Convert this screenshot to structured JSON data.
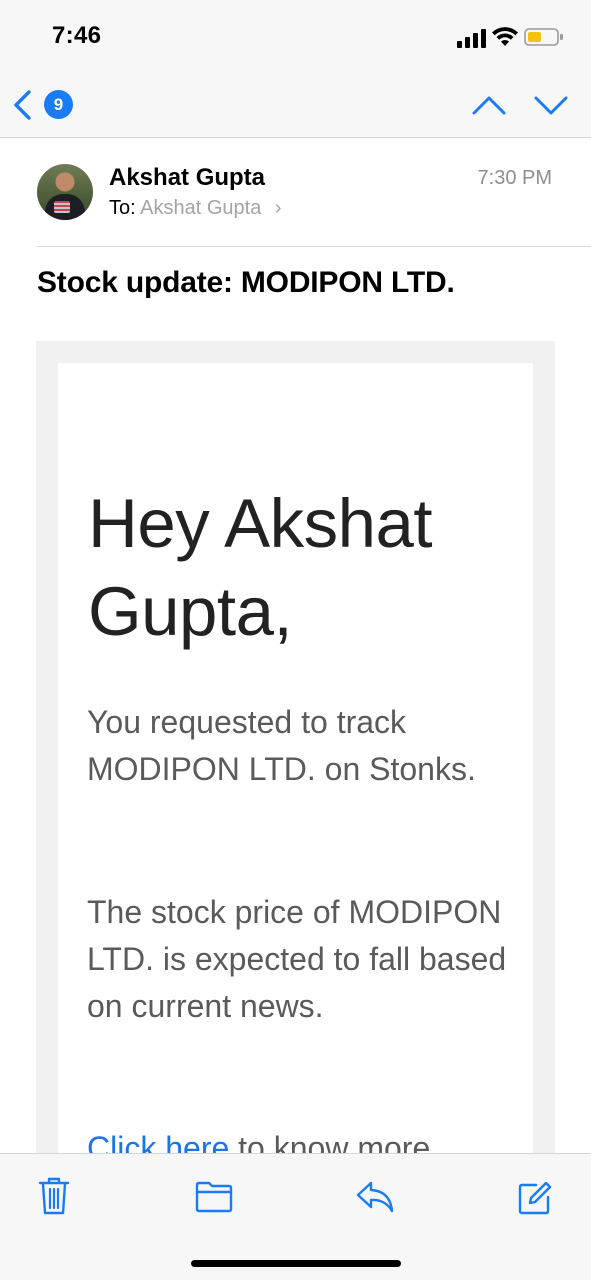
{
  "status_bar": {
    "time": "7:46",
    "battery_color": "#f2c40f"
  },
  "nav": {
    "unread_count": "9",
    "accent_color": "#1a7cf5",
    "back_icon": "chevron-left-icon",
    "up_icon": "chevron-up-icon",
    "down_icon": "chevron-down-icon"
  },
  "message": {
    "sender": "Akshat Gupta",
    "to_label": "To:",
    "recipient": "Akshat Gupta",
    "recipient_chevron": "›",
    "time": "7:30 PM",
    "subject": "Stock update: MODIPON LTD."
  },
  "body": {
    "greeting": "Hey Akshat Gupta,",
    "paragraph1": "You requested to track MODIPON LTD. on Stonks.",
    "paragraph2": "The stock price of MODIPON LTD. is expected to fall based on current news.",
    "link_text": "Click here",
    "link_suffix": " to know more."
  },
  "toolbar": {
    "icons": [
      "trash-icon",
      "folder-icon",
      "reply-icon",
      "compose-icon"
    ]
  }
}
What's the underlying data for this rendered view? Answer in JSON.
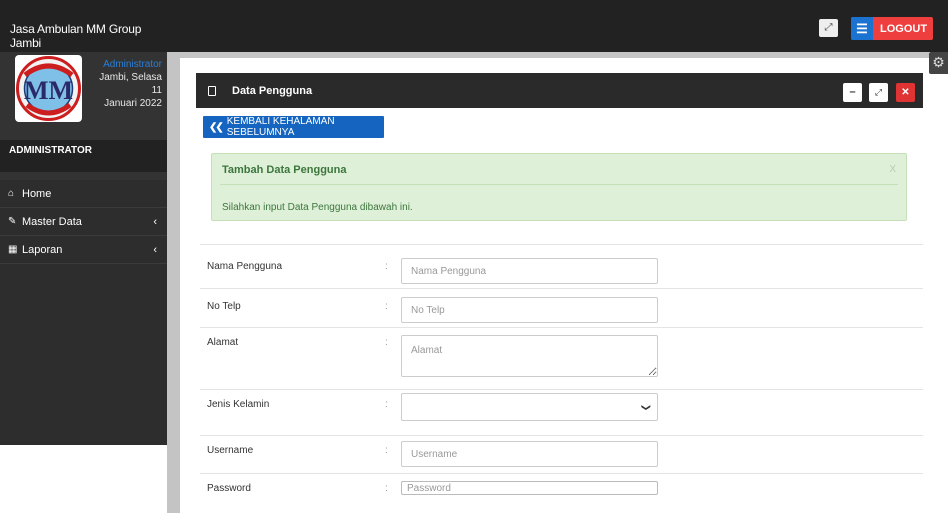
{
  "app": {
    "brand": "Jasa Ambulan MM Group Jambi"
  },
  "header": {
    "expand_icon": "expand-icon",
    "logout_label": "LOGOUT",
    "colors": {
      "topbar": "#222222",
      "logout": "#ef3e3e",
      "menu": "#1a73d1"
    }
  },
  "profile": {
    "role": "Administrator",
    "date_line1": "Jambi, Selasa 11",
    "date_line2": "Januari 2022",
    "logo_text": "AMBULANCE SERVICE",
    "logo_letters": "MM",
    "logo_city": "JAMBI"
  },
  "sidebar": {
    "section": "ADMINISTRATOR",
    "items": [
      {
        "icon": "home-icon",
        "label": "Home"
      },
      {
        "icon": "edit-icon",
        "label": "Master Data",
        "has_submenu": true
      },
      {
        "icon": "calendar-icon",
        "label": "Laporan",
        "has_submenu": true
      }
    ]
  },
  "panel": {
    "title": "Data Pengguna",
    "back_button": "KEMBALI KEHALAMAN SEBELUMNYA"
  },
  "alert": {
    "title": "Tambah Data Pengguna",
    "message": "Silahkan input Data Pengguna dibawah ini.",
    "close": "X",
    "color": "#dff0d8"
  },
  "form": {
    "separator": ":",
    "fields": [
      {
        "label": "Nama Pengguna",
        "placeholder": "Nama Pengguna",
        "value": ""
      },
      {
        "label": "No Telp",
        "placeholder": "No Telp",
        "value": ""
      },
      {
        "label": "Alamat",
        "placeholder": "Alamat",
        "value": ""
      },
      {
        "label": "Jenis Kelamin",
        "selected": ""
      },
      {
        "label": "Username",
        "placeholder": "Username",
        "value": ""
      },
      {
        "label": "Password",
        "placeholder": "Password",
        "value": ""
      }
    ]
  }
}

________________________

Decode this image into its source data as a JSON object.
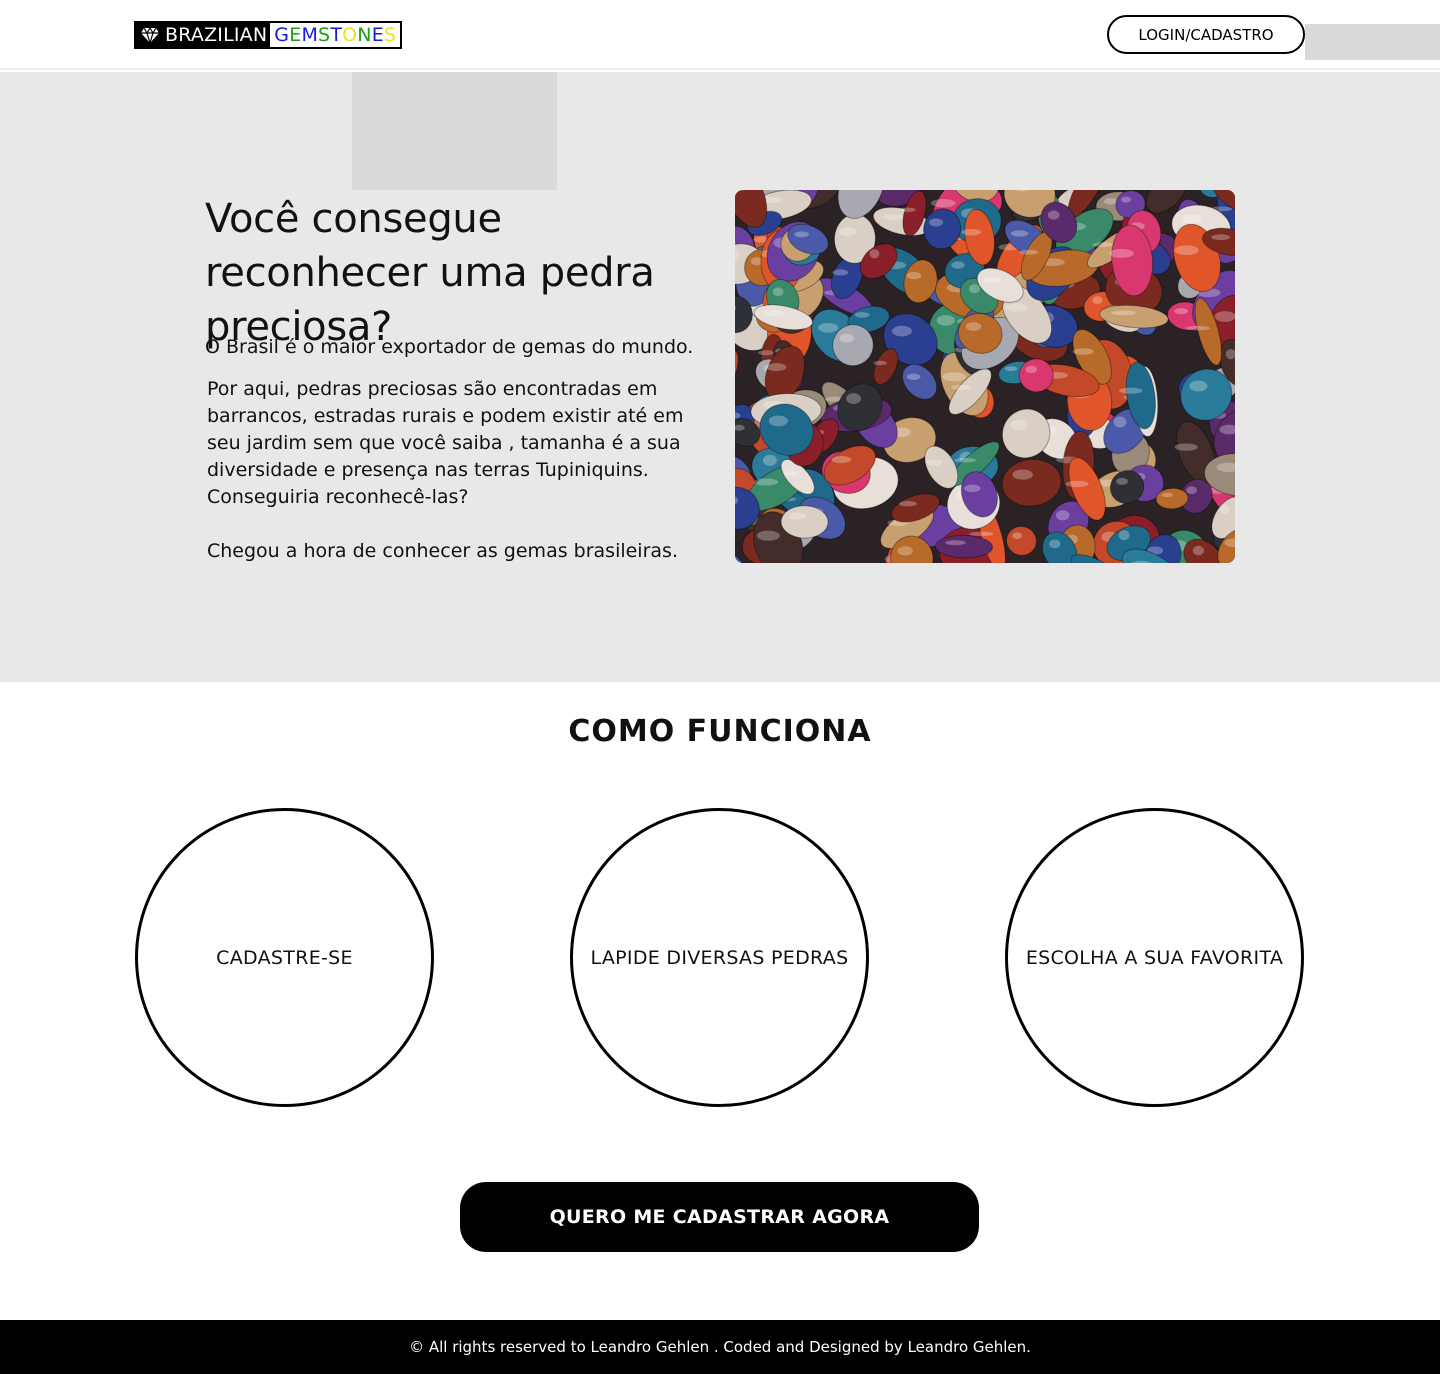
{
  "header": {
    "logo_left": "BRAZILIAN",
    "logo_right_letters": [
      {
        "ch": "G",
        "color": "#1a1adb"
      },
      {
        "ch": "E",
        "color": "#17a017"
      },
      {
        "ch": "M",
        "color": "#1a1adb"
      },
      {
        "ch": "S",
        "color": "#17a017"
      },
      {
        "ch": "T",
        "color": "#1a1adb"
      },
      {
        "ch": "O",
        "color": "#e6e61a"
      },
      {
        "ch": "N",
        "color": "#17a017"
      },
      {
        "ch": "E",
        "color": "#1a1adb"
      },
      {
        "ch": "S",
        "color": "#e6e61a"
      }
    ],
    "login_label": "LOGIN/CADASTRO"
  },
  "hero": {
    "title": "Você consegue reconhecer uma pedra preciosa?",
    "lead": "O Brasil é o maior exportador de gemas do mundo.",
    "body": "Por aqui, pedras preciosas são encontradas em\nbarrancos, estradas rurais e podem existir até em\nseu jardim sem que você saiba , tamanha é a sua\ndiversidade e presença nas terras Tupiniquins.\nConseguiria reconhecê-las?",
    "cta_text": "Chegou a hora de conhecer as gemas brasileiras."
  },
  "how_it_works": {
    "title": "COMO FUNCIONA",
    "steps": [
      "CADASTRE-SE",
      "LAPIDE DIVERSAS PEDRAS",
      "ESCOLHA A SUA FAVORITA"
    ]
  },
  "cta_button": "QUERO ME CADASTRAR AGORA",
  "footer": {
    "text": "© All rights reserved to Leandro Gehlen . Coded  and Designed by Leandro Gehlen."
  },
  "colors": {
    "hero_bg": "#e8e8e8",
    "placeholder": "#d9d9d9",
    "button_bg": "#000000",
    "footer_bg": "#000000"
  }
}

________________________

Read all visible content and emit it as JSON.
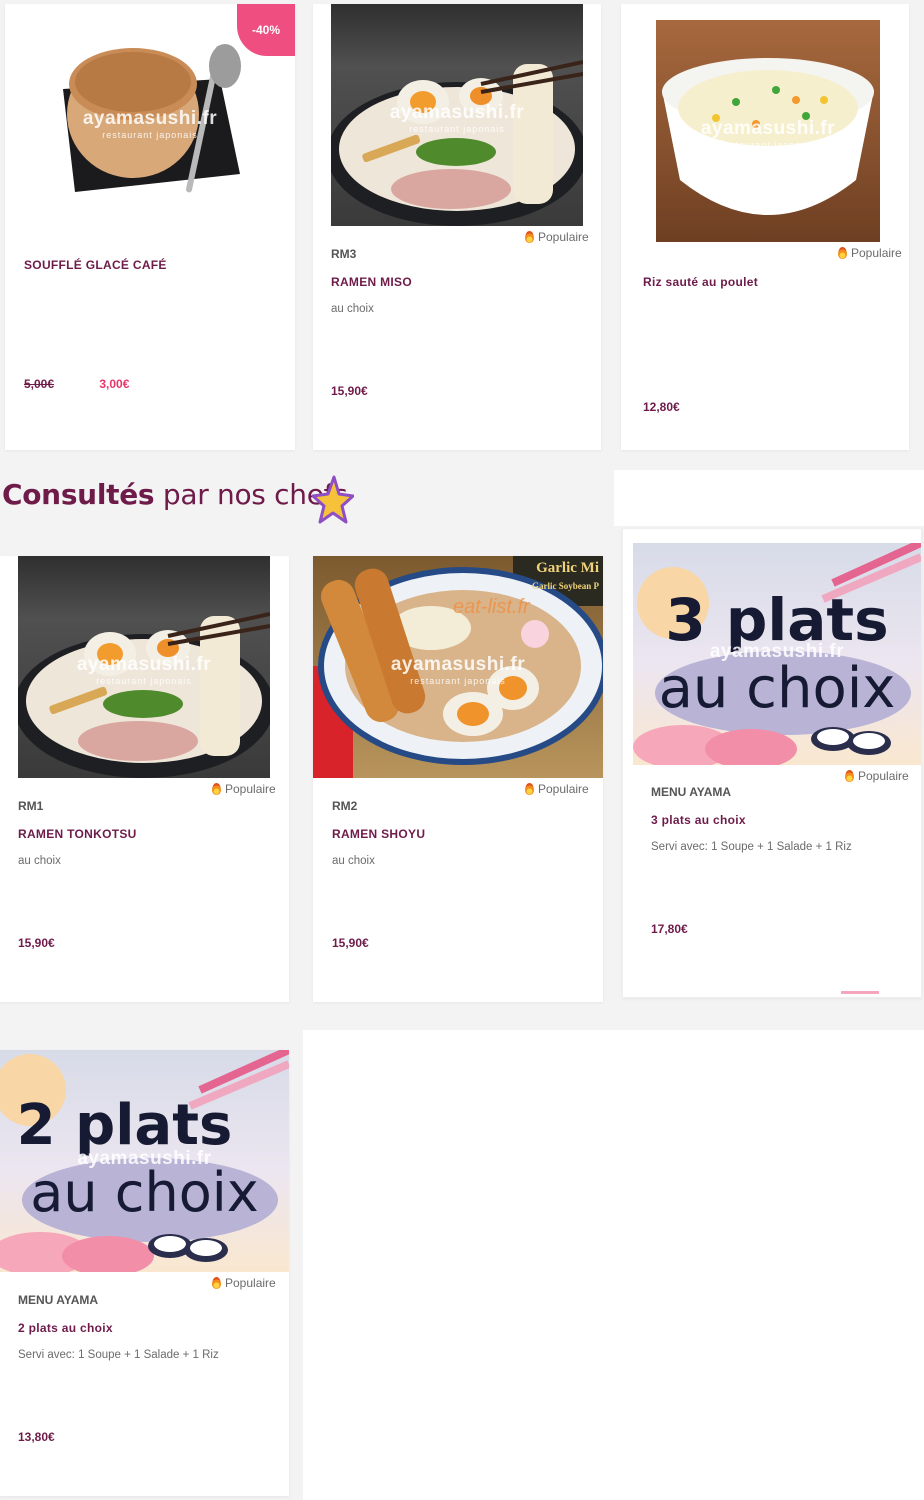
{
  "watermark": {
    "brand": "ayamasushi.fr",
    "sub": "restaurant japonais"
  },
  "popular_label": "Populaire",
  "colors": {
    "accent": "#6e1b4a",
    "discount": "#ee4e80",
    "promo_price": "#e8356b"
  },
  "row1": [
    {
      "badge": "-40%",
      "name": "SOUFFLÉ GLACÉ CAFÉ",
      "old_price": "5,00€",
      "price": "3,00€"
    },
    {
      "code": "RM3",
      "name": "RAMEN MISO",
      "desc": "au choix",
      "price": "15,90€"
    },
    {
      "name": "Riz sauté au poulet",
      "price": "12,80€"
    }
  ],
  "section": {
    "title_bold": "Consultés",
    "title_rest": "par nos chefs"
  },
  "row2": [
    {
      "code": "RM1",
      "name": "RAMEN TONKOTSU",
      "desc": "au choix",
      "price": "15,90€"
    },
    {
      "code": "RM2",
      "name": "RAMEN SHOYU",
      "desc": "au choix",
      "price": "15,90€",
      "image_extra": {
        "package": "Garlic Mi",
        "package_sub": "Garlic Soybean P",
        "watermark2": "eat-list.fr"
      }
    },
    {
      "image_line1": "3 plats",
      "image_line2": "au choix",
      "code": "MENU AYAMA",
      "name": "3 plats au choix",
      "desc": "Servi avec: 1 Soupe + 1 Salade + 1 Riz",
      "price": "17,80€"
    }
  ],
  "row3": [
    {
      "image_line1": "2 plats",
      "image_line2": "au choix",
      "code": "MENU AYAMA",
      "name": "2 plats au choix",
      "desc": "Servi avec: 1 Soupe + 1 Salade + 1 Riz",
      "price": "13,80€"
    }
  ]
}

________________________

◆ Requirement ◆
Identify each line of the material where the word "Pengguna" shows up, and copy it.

◆ Answer to this problem ◆
    "title": "Data Pengguna",
    "title": "Tambah Data Pengguna",
    "message": "Silahkan input Data Pengguna dibawah ini.",
        "label": "Nama Pengguna",
        "placeholder": "Nama Pengguna",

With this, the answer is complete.